GOAL OF THE EXERCISE -> Check each line of the records for "Φοίτησης"; collect those that have it.

DATA FOR PROCESSING ->
▽

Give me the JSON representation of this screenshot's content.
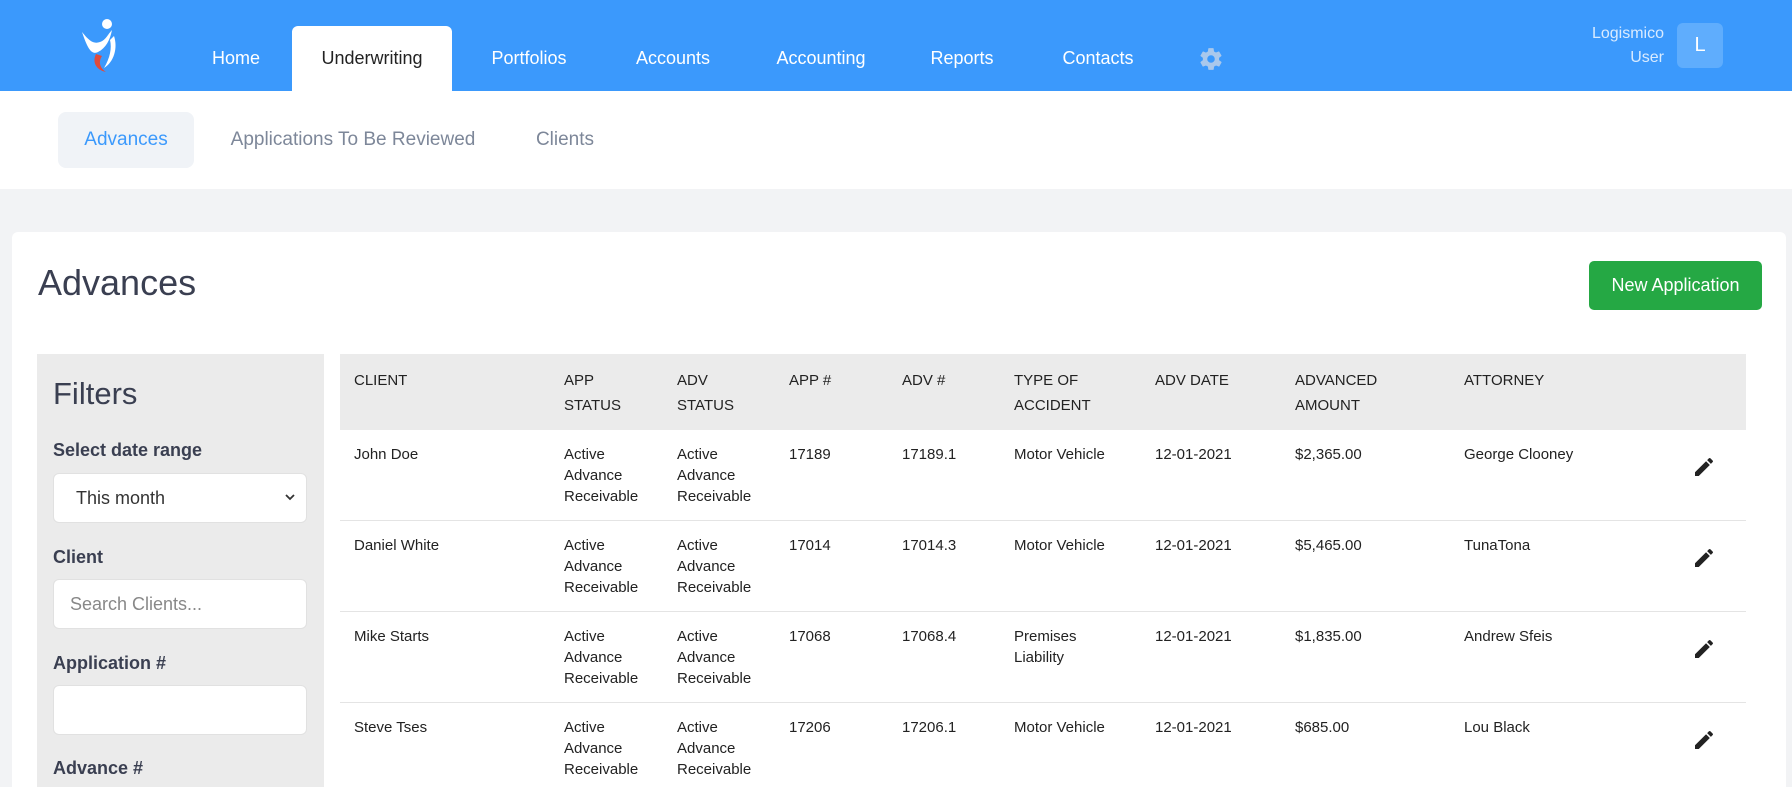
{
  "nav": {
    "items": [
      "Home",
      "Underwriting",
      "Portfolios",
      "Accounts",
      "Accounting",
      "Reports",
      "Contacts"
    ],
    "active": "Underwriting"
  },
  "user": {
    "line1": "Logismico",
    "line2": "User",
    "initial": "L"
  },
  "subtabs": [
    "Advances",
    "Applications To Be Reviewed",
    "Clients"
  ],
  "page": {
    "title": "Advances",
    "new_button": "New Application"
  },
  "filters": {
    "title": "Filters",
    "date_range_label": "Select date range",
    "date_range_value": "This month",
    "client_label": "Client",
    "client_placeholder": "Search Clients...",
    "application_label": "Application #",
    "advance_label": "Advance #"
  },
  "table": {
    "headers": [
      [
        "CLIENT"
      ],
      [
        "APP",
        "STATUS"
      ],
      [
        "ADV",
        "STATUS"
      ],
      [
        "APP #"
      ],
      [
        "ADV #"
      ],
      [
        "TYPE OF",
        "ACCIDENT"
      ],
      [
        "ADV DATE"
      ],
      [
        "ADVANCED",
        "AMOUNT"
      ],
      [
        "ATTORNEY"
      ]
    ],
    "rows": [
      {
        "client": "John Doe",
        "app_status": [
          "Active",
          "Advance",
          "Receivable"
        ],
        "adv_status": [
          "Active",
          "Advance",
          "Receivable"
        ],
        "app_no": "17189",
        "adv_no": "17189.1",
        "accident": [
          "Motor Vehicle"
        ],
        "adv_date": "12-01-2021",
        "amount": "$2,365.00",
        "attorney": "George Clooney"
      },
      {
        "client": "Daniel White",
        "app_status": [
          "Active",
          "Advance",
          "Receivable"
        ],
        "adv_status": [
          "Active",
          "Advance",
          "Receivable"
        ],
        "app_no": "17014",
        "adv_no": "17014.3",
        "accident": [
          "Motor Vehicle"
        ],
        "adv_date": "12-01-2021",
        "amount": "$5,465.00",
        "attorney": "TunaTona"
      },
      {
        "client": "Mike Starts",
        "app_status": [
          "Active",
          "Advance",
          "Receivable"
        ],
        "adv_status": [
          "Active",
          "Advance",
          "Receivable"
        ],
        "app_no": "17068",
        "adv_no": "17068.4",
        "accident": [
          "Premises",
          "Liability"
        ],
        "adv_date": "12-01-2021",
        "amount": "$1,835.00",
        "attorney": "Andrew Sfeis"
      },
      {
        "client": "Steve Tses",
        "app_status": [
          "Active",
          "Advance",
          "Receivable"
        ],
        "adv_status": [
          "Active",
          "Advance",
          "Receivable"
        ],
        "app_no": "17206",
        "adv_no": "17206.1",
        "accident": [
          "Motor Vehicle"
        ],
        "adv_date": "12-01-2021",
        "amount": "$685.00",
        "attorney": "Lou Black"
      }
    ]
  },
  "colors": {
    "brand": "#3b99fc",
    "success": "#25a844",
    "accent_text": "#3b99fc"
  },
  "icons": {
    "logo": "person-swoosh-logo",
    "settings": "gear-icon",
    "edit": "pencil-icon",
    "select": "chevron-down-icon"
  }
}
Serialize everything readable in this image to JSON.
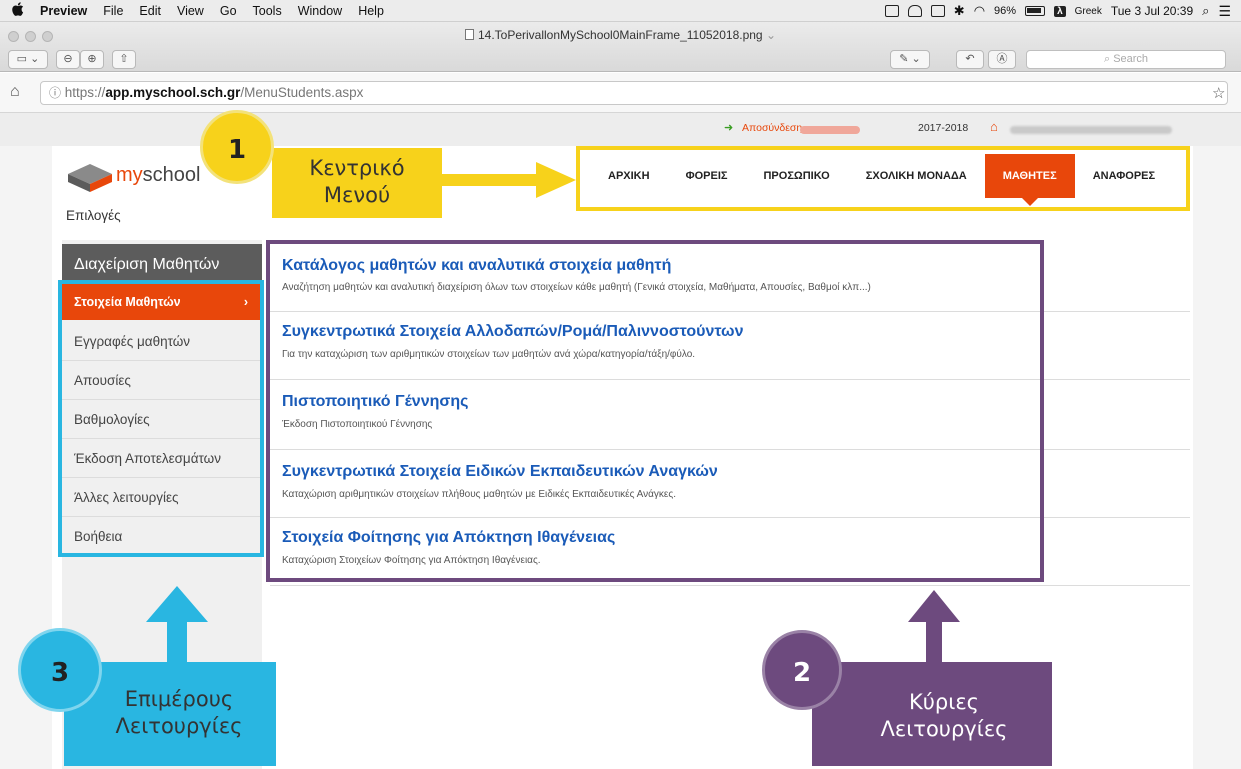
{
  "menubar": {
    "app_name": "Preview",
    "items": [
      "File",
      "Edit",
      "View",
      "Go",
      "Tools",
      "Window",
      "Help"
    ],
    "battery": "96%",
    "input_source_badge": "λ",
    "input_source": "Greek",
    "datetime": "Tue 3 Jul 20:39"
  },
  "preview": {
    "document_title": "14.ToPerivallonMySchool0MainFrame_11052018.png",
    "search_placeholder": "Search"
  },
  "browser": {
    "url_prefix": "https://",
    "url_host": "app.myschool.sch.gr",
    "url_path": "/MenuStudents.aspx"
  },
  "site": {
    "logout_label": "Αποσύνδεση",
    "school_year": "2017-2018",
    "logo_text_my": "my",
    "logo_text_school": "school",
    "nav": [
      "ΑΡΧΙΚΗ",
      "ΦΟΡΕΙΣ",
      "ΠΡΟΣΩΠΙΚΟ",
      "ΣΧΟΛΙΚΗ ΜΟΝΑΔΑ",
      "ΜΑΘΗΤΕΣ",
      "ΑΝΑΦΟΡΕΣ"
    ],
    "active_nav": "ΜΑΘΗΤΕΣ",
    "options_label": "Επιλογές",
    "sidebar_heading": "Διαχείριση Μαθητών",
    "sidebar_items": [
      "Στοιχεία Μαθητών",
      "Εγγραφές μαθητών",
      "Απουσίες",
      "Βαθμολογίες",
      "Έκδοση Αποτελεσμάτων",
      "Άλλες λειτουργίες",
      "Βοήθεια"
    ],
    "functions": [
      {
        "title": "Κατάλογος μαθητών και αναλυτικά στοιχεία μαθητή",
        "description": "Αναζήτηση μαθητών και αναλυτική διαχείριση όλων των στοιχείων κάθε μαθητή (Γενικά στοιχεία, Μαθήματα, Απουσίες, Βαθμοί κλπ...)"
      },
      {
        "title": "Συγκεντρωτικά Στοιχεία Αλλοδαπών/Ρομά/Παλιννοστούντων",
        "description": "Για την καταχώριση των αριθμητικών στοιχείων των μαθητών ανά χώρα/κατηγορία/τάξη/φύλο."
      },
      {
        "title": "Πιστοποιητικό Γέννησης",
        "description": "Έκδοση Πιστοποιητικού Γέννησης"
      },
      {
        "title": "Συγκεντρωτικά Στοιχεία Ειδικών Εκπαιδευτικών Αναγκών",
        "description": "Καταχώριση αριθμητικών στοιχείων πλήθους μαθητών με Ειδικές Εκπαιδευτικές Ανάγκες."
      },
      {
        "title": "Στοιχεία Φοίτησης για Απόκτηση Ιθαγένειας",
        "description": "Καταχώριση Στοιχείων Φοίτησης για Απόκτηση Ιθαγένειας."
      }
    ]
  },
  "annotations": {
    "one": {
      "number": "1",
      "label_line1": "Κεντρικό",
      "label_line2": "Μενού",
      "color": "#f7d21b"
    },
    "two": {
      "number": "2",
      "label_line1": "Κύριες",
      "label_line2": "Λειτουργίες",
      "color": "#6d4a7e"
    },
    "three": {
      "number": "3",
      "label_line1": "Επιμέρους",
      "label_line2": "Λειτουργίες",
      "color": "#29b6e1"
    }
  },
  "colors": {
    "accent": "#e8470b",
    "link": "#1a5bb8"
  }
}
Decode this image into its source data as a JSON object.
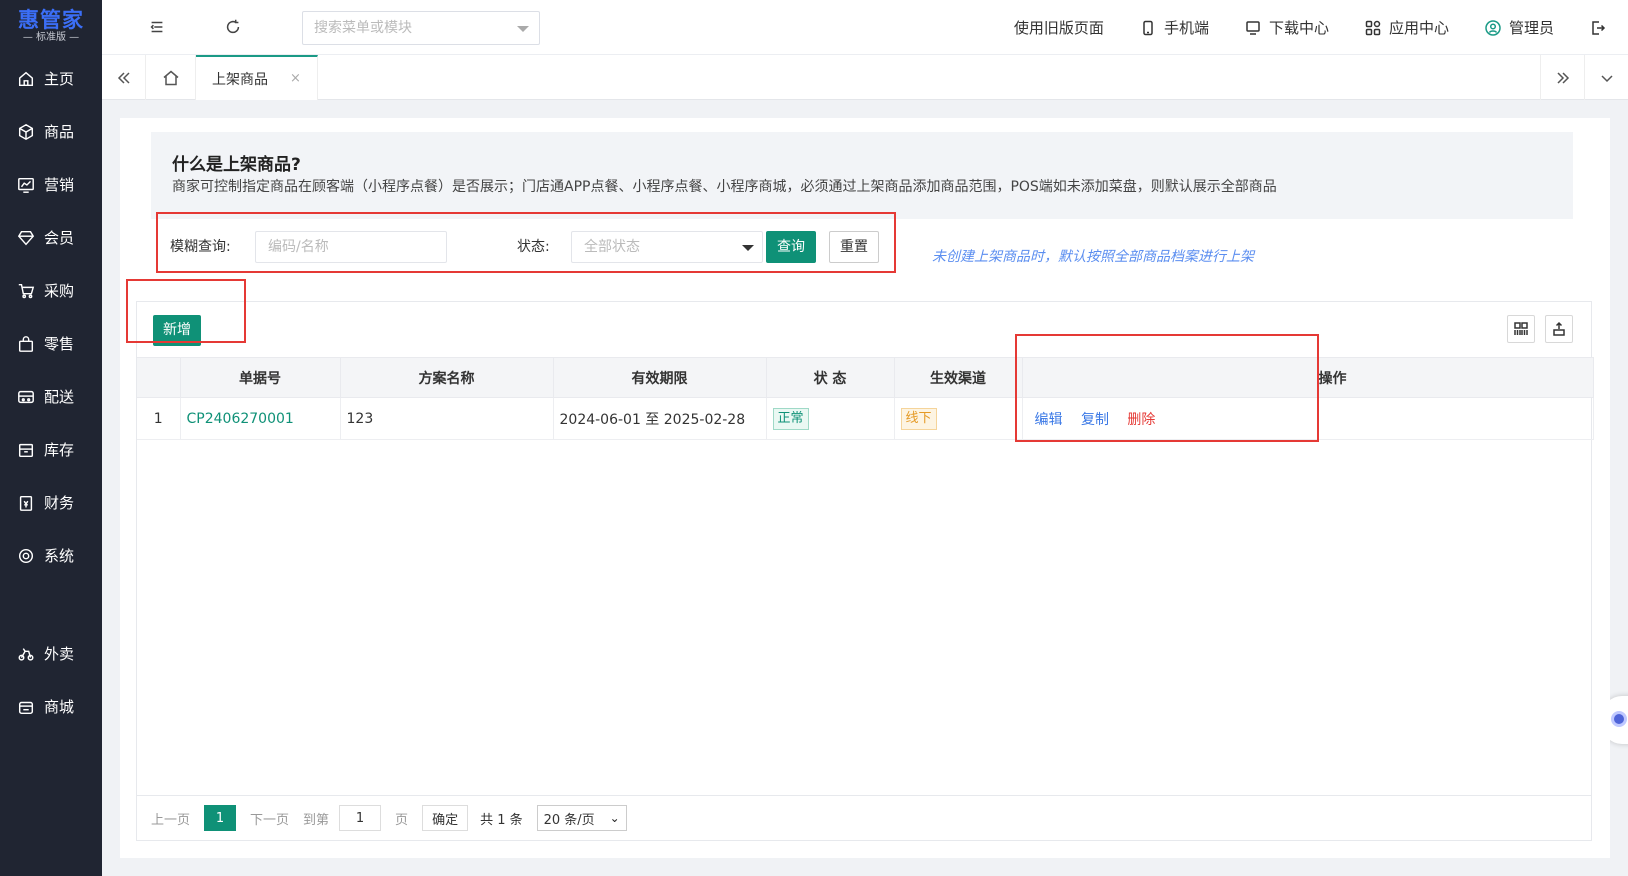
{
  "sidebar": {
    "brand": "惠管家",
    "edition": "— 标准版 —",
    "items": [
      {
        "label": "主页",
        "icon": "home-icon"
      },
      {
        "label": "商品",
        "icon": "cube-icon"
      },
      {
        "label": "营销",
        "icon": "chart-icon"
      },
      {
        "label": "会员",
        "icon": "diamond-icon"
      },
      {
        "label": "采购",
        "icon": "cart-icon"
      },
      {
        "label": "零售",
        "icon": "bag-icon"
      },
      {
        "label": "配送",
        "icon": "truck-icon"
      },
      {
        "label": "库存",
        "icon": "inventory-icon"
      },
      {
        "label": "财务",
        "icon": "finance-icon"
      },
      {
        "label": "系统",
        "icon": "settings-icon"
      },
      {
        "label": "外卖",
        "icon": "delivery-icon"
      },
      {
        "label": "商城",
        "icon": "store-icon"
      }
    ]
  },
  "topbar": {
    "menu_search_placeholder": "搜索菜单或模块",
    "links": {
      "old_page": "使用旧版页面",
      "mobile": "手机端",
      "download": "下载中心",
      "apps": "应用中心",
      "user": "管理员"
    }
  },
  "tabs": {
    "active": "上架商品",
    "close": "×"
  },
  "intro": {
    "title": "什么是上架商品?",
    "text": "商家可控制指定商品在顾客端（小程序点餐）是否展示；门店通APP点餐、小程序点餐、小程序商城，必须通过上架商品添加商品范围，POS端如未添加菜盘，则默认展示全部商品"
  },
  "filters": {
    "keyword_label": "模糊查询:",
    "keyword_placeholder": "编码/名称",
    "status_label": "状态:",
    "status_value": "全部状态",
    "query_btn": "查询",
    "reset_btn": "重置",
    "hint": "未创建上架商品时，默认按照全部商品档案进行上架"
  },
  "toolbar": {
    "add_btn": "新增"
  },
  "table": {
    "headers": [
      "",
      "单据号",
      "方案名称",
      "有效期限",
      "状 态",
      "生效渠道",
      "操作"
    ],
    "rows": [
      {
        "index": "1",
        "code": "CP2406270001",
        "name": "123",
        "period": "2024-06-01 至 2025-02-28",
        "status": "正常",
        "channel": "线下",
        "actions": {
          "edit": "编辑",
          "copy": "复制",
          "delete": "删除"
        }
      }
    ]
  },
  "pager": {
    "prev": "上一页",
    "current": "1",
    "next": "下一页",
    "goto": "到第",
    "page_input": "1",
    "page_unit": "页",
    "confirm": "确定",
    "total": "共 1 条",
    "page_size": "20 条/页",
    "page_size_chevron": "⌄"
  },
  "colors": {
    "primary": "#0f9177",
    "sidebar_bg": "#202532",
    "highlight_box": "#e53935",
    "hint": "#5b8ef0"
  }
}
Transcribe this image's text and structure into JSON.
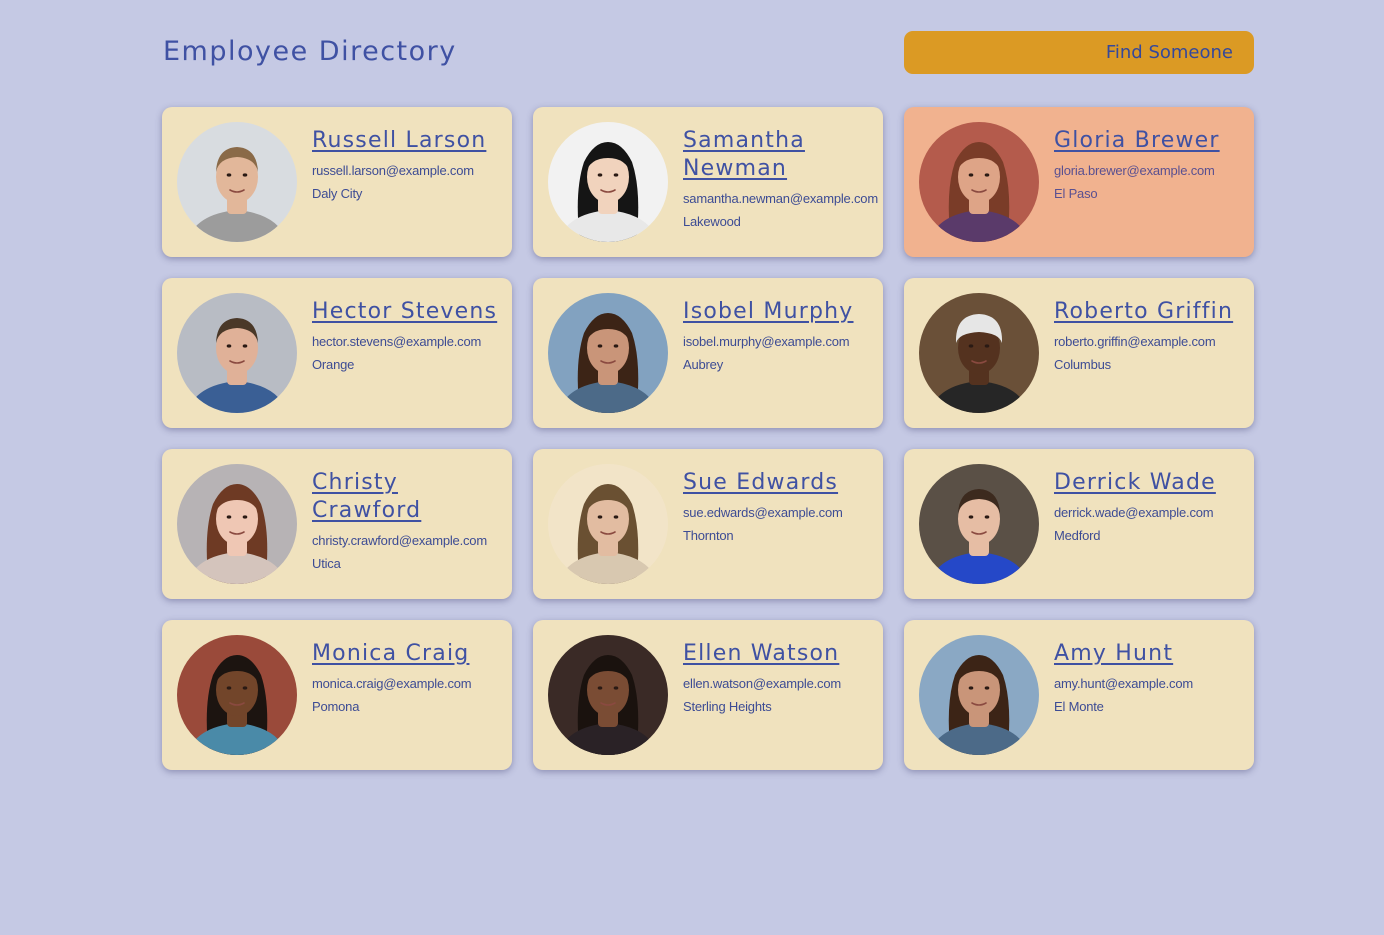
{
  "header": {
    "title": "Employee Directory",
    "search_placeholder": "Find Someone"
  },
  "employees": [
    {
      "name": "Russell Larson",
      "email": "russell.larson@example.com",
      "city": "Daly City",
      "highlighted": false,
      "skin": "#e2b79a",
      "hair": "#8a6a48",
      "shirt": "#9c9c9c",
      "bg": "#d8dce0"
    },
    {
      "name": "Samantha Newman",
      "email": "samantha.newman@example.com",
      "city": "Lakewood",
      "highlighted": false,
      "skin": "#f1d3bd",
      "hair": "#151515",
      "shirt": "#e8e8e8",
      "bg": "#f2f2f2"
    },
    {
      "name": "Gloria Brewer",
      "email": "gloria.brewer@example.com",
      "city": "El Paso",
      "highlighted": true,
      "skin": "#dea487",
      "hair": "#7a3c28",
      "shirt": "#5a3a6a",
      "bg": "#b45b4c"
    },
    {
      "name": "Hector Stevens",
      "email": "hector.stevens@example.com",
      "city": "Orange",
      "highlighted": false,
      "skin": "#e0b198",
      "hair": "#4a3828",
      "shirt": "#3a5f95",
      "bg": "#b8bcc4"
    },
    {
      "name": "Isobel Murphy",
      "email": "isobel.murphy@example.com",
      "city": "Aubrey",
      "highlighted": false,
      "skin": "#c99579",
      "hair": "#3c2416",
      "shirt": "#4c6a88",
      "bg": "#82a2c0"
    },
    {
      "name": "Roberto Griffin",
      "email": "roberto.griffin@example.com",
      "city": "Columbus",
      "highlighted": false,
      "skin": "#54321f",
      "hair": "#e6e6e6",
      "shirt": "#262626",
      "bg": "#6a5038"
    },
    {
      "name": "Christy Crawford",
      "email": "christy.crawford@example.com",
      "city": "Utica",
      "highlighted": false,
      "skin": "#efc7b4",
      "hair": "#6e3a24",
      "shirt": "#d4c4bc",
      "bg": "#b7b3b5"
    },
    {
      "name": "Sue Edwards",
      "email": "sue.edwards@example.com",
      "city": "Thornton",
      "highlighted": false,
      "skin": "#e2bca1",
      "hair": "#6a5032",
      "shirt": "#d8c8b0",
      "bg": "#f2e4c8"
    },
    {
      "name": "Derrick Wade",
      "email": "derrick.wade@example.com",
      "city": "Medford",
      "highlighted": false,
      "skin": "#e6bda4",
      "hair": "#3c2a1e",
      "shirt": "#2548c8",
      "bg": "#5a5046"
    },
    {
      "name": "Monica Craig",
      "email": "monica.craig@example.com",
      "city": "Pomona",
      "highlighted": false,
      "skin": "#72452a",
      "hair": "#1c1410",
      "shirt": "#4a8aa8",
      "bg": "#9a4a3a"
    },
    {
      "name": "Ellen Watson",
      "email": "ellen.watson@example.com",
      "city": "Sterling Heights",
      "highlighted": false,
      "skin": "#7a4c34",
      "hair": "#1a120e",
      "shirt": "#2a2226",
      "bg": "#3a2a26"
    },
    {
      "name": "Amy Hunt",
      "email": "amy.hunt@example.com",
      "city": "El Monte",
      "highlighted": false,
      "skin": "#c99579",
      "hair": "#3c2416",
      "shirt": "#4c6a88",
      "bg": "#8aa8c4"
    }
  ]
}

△

WRITTEN ANSWER ->
        "title": "Στοιχεία Φοίτησης για Απόκτηση Ιθαγένειας",
        "description": "Καταχώριση Στοιχείων Φοίτησης για Απόκτηση Ιθαγένειας."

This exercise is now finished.